[SINGAPORE] Yield-hungry and risk-averse investors are buying up bonds as equity markets remain choppy.
The Markit iBoxx SGD corporate total return index hit 106.09 on Feb 25, an all-time high. The index measures bond prices and accumulated coupon payments.
The Thomson Reuters/SGX SFI corporate bond index, up 1.02 per cent year to date, has had its best start to the year since 2009. In contrast, the Straits Times Index (STI) is down 2.42 per cent year to date.
"Globally, there have recently been signs of reallocation back to fixed income - many institutions were underweight fixed income at the end of last year," said Geoff Howie, SGX market strategist.
Choppy equity markets are spooking people, and investors are turning to bonds to provide a steady income, said Clifford Lee, DBS Bank head of fixed income.

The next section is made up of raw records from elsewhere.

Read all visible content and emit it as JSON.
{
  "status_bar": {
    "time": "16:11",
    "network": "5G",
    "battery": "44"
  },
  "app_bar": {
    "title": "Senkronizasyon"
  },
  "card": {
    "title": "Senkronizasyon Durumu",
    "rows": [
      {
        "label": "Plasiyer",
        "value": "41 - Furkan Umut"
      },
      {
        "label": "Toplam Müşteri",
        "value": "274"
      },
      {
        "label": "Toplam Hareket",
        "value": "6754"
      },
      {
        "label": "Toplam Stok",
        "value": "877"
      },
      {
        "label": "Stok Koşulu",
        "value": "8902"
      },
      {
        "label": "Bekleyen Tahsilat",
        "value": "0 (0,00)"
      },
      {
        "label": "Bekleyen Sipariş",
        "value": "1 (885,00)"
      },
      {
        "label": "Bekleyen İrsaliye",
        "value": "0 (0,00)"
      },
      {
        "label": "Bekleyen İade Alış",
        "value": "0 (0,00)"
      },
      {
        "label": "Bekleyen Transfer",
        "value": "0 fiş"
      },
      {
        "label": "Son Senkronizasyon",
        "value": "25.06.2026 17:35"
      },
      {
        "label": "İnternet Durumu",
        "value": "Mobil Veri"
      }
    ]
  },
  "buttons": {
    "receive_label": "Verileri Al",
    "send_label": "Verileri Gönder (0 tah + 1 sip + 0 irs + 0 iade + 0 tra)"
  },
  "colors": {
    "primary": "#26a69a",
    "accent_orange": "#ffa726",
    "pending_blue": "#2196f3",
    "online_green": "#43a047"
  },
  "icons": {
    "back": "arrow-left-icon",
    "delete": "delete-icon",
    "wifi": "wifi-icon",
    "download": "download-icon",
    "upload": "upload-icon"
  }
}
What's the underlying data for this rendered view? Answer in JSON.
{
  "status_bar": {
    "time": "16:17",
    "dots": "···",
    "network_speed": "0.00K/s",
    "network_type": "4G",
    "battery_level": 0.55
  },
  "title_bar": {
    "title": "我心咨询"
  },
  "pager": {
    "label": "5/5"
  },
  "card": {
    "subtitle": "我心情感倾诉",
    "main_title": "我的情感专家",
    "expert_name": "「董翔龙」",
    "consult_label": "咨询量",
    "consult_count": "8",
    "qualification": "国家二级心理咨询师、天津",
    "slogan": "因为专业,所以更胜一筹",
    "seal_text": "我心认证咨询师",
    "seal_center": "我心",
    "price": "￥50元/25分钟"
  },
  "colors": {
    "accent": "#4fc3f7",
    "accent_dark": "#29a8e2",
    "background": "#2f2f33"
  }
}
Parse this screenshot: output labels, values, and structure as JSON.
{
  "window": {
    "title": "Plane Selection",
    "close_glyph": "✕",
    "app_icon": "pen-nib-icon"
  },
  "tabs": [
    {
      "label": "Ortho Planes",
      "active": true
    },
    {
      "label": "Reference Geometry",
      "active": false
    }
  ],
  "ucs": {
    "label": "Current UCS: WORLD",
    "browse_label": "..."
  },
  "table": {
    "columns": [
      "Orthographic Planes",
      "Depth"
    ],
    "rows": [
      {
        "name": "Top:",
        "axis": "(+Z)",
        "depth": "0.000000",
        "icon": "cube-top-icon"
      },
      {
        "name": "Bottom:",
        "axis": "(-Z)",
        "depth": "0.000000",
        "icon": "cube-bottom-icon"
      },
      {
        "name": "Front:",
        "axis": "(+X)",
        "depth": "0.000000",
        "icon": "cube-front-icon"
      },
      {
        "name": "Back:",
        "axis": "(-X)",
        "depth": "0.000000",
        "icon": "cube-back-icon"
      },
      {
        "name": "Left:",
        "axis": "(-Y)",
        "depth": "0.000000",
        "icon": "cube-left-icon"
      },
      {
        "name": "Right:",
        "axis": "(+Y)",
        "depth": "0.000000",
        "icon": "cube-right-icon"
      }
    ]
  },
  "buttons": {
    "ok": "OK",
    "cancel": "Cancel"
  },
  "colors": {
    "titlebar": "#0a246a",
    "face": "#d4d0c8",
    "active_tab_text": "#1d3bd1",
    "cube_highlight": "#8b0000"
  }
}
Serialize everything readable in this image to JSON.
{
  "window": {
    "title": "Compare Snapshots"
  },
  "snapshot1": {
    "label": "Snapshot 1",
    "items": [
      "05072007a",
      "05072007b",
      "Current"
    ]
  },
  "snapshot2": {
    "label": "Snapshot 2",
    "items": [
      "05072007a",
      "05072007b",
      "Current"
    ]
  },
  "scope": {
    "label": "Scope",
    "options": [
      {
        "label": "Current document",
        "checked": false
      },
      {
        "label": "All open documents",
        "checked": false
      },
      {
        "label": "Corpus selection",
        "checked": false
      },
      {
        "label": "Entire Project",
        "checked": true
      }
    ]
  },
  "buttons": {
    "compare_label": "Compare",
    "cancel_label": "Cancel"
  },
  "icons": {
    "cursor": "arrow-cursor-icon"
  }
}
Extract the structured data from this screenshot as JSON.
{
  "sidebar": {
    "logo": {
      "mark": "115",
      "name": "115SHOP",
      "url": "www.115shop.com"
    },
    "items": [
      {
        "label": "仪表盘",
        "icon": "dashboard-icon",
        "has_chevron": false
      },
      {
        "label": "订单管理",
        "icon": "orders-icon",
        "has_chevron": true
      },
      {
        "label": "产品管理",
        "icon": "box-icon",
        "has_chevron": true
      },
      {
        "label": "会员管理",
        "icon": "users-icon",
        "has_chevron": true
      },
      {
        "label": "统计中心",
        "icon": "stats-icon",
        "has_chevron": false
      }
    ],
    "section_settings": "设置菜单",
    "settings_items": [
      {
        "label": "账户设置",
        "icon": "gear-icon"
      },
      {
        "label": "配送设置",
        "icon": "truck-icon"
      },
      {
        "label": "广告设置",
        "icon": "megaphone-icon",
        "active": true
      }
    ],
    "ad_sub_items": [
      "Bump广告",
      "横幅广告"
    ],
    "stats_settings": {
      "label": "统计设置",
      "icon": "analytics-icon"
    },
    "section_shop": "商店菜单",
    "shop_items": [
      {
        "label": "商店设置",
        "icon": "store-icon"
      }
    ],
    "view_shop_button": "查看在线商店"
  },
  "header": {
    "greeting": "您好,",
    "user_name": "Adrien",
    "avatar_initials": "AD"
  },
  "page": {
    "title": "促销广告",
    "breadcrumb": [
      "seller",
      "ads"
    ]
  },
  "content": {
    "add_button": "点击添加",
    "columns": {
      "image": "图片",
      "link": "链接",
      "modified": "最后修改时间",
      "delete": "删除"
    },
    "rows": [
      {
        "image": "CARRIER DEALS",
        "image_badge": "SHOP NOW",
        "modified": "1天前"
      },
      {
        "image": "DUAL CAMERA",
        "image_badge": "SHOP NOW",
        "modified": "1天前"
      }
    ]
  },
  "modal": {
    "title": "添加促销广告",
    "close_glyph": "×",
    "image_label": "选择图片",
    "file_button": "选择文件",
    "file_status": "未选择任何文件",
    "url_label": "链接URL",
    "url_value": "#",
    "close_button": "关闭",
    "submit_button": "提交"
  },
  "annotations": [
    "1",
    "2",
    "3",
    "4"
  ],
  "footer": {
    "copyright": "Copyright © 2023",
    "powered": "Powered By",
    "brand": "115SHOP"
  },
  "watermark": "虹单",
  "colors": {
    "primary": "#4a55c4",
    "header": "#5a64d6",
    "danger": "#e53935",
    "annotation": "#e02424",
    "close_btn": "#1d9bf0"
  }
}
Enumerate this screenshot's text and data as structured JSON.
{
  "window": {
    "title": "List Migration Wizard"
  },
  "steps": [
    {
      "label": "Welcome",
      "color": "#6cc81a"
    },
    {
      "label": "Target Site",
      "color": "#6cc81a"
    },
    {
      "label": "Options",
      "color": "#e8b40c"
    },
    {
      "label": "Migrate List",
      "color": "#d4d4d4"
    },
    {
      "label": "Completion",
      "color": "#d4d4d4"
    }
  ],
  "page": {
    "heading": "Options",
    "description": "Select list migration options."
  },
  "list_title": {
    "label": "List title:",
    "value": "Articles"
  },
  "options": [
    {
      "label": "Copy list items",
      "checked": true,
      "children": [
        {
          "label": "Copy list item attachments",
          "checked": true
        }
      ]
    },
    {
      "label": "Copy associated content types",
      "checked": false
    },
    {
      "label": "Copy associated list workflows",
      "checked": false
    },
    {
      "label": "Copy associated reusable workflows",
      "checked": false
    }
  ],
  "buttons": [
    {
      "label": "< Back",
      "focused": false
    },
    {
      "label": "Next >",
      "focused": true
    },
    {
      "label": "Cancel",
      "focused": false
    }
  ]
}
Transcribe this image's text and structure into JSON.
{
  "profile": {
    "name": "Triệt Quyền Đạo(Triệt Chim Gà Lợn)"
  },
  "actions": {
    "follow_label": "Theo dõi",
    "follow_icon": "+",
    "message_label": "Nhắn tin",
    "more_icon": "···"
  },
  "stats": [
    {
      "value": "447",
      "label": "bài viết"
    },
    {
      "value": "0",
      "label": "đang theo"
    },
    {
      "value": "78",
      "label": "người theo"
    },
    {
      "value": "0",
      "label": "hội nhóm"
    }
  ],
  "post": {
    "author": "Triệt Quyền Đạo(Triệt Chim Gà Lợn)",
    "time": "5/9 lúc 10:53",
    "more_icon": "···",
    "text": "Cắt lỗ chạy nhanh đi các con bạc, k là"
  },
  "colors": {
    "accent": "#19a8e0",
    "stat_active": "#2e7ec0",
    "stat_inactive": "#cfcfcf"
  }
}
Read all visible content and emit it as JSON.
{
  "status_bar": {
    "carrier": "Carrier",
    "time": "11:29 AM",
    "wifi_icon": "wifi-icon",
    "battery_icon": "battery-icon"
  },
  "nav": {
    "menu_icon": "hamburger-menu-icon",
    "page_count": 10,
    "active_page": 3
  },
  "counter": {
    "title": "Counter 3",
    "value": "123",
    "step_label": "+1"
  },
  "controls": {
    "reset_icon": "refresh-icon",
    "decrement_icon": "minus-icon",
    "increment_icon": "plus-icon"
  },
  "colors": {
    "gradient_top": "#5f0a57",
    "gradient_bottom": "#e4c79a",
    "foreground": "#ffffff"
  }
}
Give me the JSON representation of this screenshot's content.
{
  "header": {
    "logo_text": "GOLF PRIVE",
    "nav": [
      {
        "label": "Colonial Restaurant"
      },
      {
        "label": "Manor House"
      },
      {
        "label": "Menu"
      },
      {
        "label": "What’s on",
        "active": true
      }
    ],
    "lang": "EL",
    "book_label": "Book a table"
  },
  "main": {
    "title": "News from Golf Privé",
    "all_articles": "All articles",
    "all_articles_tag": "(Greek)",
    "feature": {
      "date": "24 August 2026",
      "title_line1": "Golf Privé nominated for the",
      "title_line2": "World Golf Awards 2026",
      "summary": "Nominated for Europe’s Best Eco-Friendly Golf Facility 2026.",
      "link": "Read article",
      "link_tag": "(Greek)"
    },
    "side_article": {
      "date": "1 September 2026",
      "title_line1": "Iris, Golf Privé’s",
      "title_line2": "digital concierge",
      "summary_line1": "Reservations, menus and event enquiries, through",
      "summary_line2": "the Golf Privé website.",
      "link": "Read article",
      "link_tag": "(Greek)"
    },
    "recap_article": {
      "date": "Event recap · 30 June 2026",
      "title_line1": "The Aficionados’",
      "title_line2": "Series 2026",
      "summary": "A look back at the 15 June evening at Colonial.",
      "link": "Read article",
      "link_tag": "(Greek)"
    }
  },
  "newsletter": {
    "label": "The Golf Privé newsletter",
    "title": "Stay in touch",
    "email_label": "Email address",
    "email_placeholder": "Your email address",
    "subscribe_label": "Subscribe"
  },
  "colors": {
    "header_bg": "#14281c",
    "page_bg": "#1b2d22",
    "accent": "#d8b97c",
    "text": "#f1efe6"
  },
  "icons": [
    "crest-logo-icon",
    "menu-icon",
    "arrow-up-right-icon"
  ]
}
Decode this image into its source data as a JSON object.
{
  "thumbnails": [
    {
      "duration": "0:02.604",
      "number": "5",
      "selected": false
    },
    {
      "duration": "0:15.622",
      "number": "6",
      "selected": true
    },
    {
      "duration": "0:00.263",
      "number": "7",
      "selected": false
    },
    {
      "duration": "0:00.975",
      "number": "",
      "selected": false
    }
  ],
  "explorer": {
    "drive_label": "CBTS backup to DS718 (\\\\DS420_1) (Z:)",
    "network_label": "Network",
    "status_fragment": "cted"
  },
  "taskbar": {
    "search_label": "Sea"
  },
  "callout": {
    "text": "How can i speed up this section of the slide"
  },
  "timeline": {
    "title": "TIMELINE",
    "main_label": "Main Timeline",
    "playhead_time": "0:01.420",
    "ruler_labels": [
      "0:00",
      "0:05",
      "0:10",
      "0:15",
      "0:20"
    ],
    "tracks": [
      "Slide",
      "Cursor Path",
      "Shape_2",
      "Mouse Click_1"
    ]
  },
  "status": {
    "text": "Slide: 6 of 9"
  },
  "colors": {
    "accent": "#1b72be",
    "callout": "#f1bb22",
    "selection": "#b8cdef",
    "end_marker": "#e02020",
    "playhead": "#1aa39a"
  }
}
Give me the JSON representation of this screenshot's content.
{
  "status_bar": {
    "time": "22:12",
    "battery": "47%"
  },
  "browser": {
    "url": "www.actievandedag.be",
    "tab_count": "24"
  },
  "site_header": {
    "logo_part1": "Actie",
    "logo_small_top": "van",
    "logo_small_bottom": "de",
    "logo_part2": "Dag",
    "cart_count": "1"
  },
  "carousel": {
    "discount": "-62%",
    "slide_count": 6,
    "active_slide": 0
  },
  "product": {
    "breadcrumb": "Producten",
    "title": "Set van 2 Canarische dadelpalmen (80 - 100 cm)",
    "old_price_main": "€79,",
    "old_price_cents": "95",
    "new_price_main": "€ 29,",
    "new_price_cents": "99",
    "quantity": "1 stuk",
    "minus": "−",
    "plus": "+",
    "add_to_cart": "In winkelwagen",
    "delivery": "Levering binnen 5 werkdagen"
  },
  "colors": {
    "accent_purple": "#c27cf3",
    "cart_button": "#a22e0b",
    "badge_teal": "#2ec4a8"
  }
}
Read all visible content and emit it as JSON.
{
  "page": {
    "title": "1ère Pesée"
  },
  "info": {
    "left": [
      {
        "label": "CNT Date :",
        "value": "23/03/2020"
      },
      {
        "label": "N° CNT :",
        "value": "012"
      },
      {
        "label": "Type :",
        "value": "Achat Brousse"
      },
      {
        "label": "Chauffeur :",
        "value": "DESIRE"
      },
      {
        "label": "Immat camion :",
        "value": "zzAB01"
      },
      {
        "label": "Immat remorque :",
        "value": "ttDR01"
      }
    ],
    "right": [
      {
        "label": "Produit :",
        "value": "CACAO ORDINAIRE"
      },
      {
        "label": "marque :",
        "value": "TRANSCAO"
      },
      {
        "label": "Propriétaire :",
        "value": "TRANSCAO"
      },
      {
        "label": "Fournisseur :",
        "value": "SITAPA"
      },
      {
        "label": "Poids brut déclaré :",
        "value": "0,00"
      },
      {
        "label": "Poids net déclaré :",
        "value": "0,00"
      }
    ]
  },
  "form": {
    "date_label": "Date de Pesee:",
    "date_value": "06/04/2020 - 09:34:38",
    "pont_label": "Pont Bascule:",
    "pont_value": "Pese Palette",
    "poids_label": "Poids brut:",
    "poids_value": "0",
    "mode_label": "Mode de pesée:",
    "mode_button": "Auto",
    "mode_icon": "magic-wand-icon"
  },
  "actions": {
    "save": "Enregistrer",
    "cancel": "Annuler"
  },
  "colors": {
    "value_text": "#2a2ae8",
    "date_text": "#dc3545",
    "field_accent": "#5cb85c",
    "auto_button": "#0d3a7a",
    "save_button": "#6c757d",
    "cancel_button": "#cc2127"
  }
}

"Not so long ago, bonds seemed a less interesting play . . . but investors are now saying they just want steady returns," said Mr Lee.
John Ng, head of research and product marketing at Bank of Singapore, said local bonds is "a resilient asset class due to its low market volatility, resulting from stable currency and better macro dynamics".
Concerns that interest rates will remain low have also been gaining currency.
Neel Gopalakrishnan, Credit Suisse private banking and wealth management emerging markets bond analyst, said fairly dovish comments from the US Federal Reserve and the latest round of soft economic data have reinforced the belief that short rates will stay low for the foreseeable future.
"Long-term interest rates have also moved down on the relatively weaker economic data in the US, which we believe is temporary. There is still a lot of liquidity with investors, which is being put to work given the low interest rate environment," he said.
Since the start of the year, speculation has been building that perhaps the Fed might reduce or halt its tapering of bond purchases due to weakening economic momentum, said Kelvin Tay, UBS wealth management regional chief investment officer.
"This in turn has resulted in both the 10-year US Treasury yields declining and higher gold prices, which have rebounded to US$1,343 per oz. The Singapore bonds market is responding to that, hence the strong movement recently," said Mr Tay.
Other factors supporting the bond market here include the small supply of new deals.
According to DBS' Mr Lee, year-to-date issuance has been 20 deals worth $3.68 billion, only slightly higher than 2013. For the same period last year, it was also 20 deals totalling $3.38 billion.
The record year for issuance was 2012, when some $30 billion worth of bonds were sold.
Bank of Singapore's Mr Ng believes investors are also cheered by the stronger Singapore unit.
The Sing dollar has reversed its depreciation trend from February 2014, which is also supportive of the Singapore bond market, he said.
"The majority of buyers are still private banking clients, local fund managers and banks. Specifically, private banking clients are major buyers for perpetual bonds such as recent Hyflux and Trafigura deals," he said.
"The rest were absorbed by fund managers and banks. A stronger currency outlook will attract more foreign investors' participation in this market, while local investors will continue to anchor the market," said Mr Ng.
The Sing dollar started to appreciate from late last month. It's currently around $1.26 to US$1. While it is flat year on year, the Sing dollar has appreciated about 1.56 per cent from its recent low of 1.28 as at Jan 23, 2014.